§ **INSTRUCTIONS TO FOLLOW**:
The required result is each line of the entries below containing the string "Annulleret".

§ **MATERIAL FOR THIS EXERCISE**:
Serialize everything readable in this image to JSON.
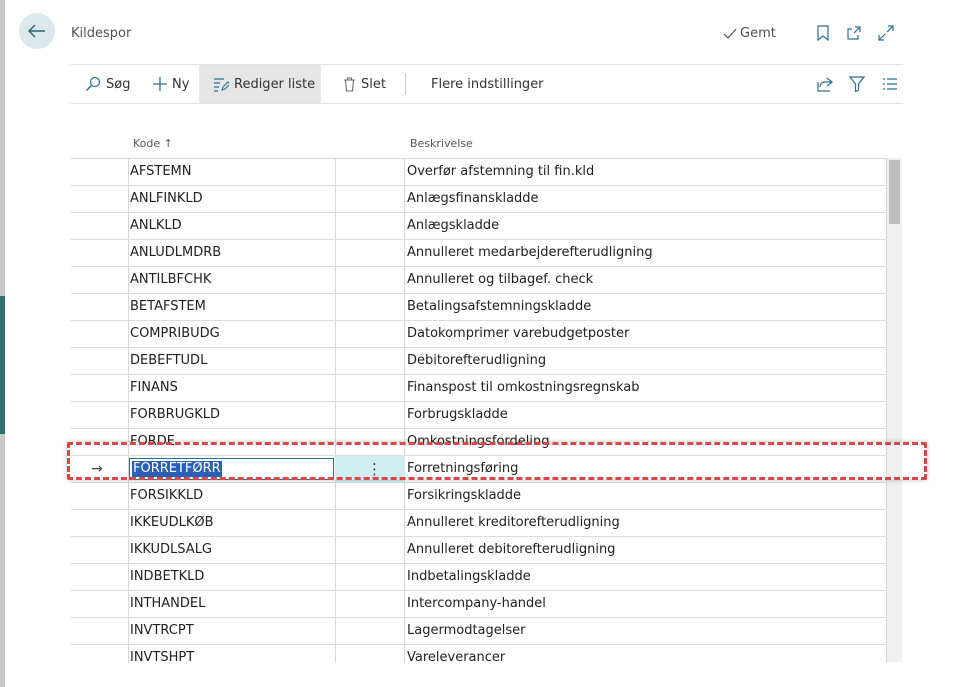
{
  "header": {
    "title": "Kildespor",
    "saved_label": "Gemt"
  },
  "toolbar": {
    "search_label": "Søg",
    "new_label": "Ny",
    "edit_list_label": "Rediger liste",
    "delete_label": "Slet",
    "more_settings_label": "Flere indstillinger"
  },
  "columns": {
    "code": "Kode ↑",
    "description": "Beskrivelse"
  },
  "rows": [
    {
      "code": "AFSTEMN",
      "desc": "Overfør afstemning til fin.kld"
    },
    {
      "code": "ANLFINKLD",
      "desc": "Anlægsfinanskladde"
    },
    {
      "code": "ANLKLD",
      "desc": "Anlægskladde"
    },
    {
      "code": "ANLUDLMDRB",
      "desc": "Annulleret medarbejderefterudligning"
    },
    {
      "code": "ANTILBFCHK",
      "desc": "Annulleret og tilbagef. check"
    },
    {
      "code": "BETAFSTEM",
      "desc": "Betalingsafstemningskladde"
    },
    {
      "code": "COMPRIBUDG",
      "desc": "Datokomprimer varebudgetposter"
    },
    {
      "code": "DEBEFTUDL",
      "desc": "Debitorefterudligning"
    },
    {
      "code": "FINANS",
      "desc": "Finanspost til omkostningsregnskab"
    },
    {
      "code": "FORBRUGKLD",
      "desc": "Forbrugskladde"
    },
    {
      "code": "FORDE",
      "desc": "Omkostningsfordeling"
    },
    {
      "code": "FORRETFØRR",
      "desc": "Forretningsføring"
    },
    {
      "code": "FORSIKKLD",
      "desc": "Forsikringskladde"
    },
    {
      "code": "IKKEUDLKØB",
      "desc": "Annulleret kreditorefterudligning"
    },
    {
      "code": "IKKUDLSALG",
      "desc": "Annulleret debitorefterudligning"
    },
    {
      "code": "INDBETKLD",
      "desc": "Indbetalingskladde"
    },
    {
      "code": "INTHANDEL",
      "desc": "Intercompany-handel"
    },
    {
      "code": "INVTRCPT",
      "desc": "Lagermodtagelser"
    },
    {
      "code": "INVTSHPT",
      "desc": "Vareleverancer"
    }
  ],
  "icons": {
    "back": "arrow-left-icon",
    "saved": "checkmark-icon",
    "bookmark": "bookmark-icon",
    "open_new": "open-in-new-icon",
    "expand": "expand-icon",
    "search": "search-icon",
    "new": "plus-icon",
    "edit_list": "edit-list-icon",
    "delete": "trash-icon",
    "share": "share-icon",
    "filter": "filter-icon",
    "list": "list-view-icon",
    "row_indicator": "arrow-right-icon",
    "row_menu": "more-vertical-icon"
  },
  "colors": {
    "selected_text_bg": "#2b5fb3",
    "selected_row_bg": "#d0edef",
    "highlight_border": "#d9474a"
  }
}
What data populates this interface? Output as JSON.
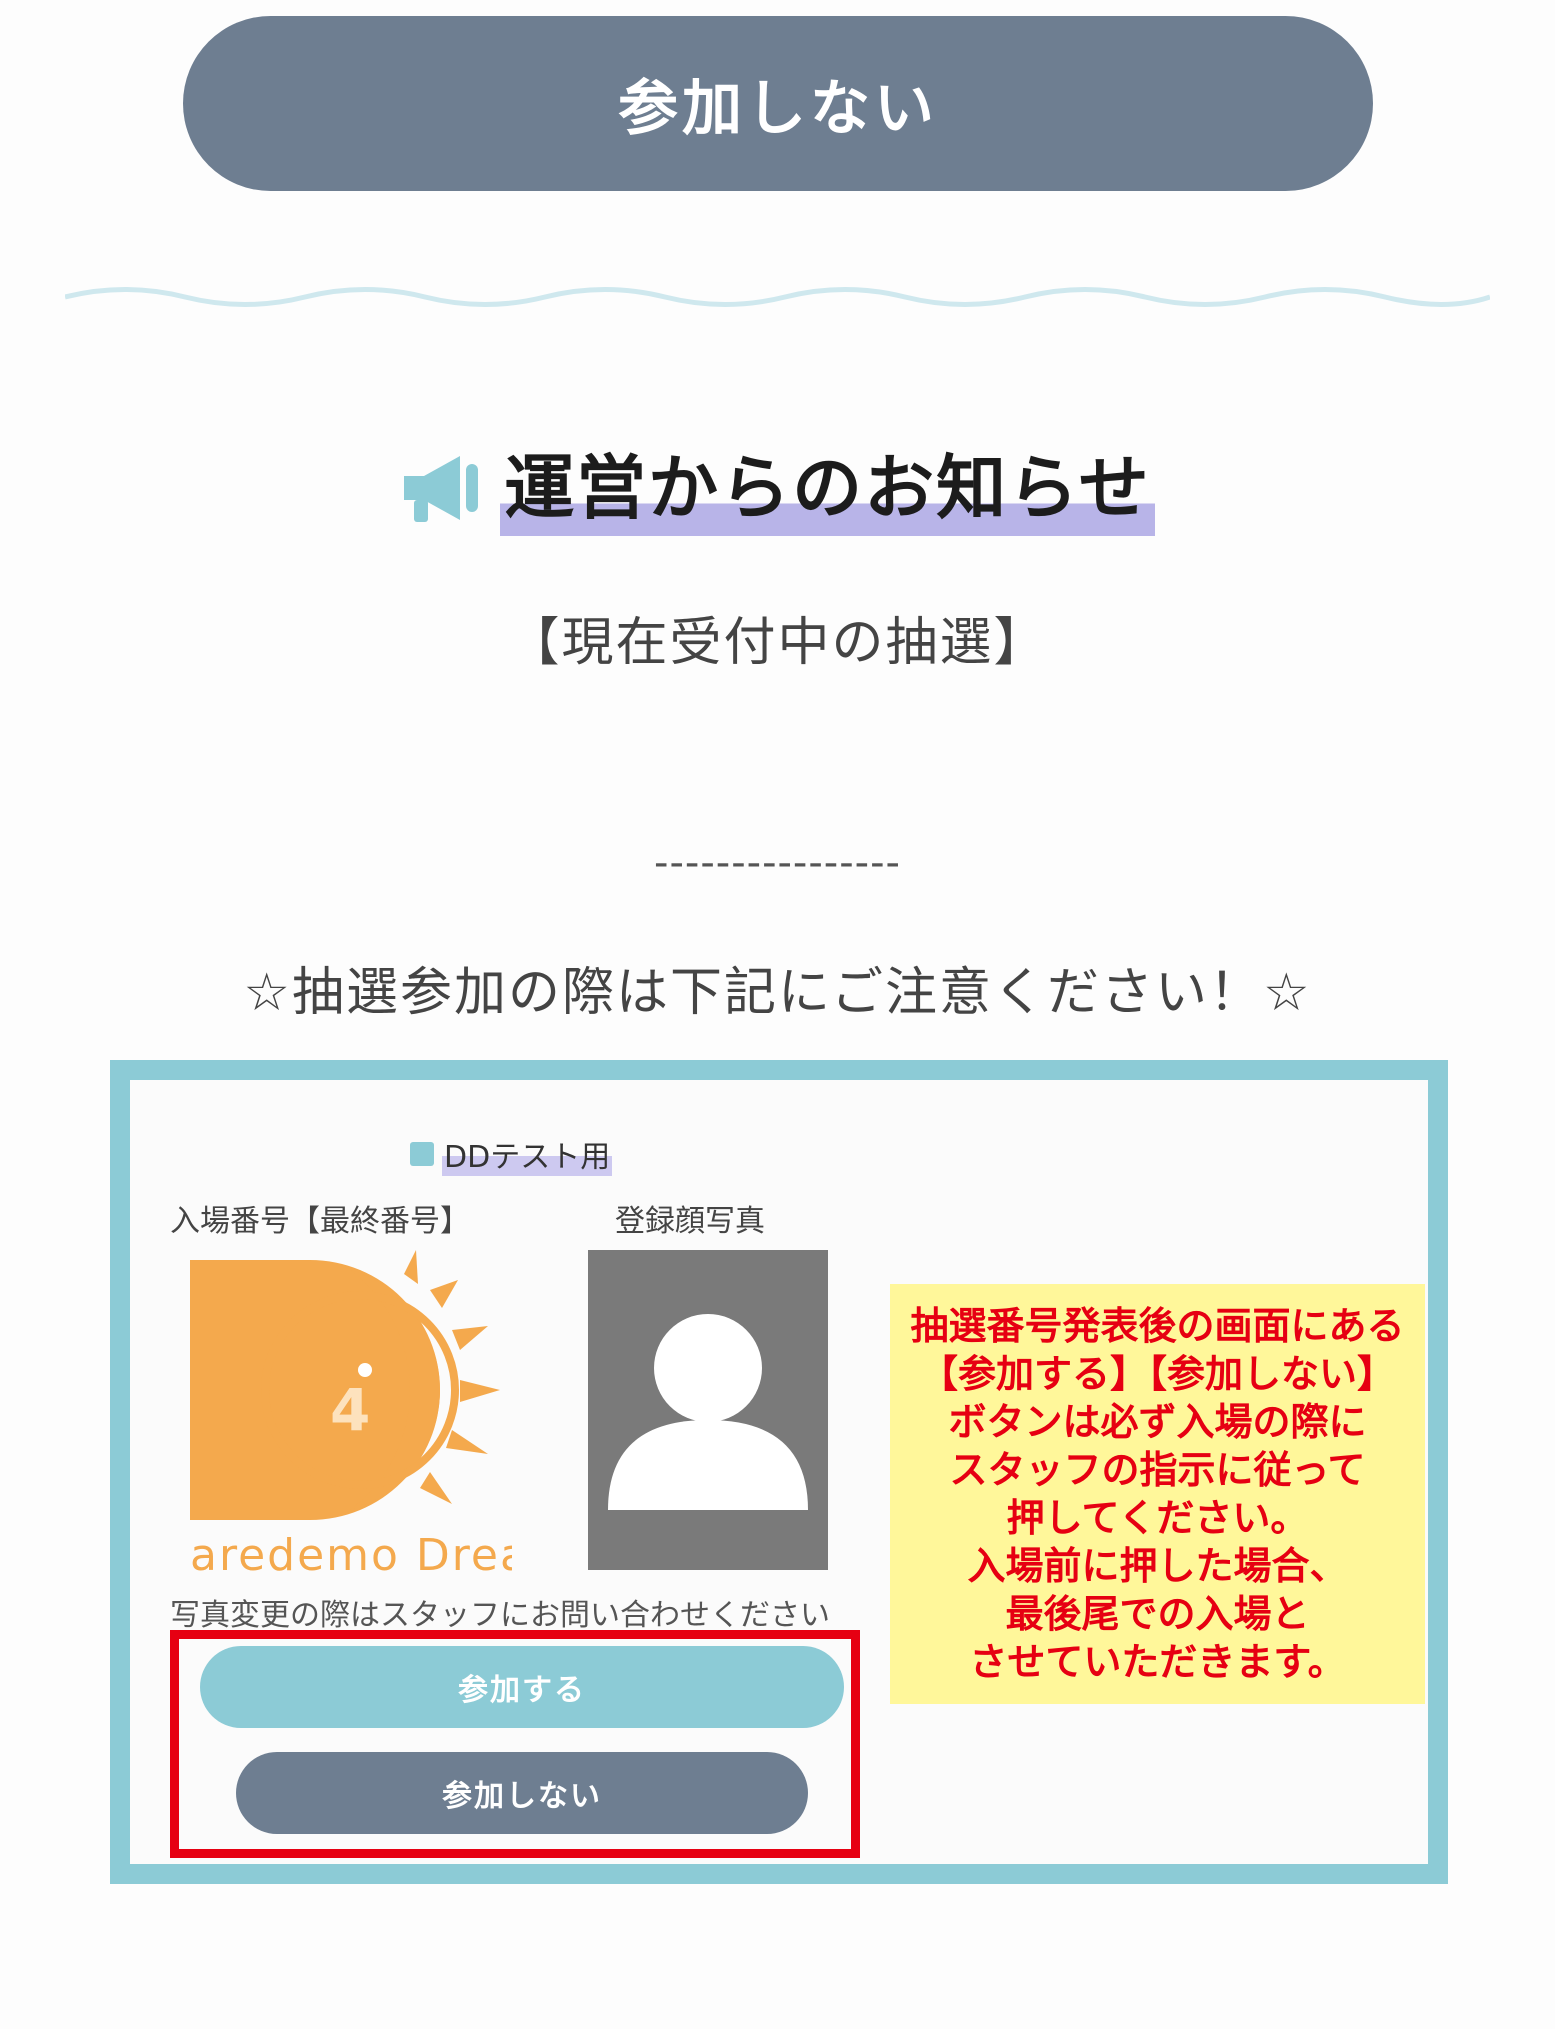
{
  "top_button": {
    "label": "参加しない"
  },
  "notice": {
    "title": "運営からのお知らせ",
    "subtitle": "【現在受付中の抽選】",
    "separator": "----------------",
    "caution": "☆抽選参加の際は下記にご注意ください！☆"
  },
  "screenshot": {
    "group_label": "DDテスト用",
    "entry_number_label": "入場番号【最終番号】",
    "photo_label": "登録顔写真",
    "logo_number": "4",
    "logo_text": "aredemo Drean",
    "photo_note": "写真変更の際はスタッフにお問い合わせください",
    "join_button": "参加する",
    "decline_button": "参加しない",
    "warning_lines": [
      "抽選番号発表後の画面にある",
      "【参加する】【参加しない】",
      "ボタンは必ず入場の際に",
      "スタッフの指示に従って",
      "押してください。",
      "入場前に押した場合、",
      "最後尾での入場と",
      "させていただきます。"
    ]
  },
  "colors": {
    "gray_button": "#6e7e91",
    "teal": "#8ccbd6",
    "highlight": "#b8b4e8",
    "warning_bg": "#fff79a",
    "warning_text": "#e60012",
    "logo_orange": "#f4a94d"
  }
}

§ **TASK OUTPUT**:
      "desc": "Annulleret medarbejderefterudligning"
      "desc": "Annulleret og tilbagef. check"
      "desc": "Annulleret kreditorefterudligning"
      "desc": "Annulleret debitorefterudligning"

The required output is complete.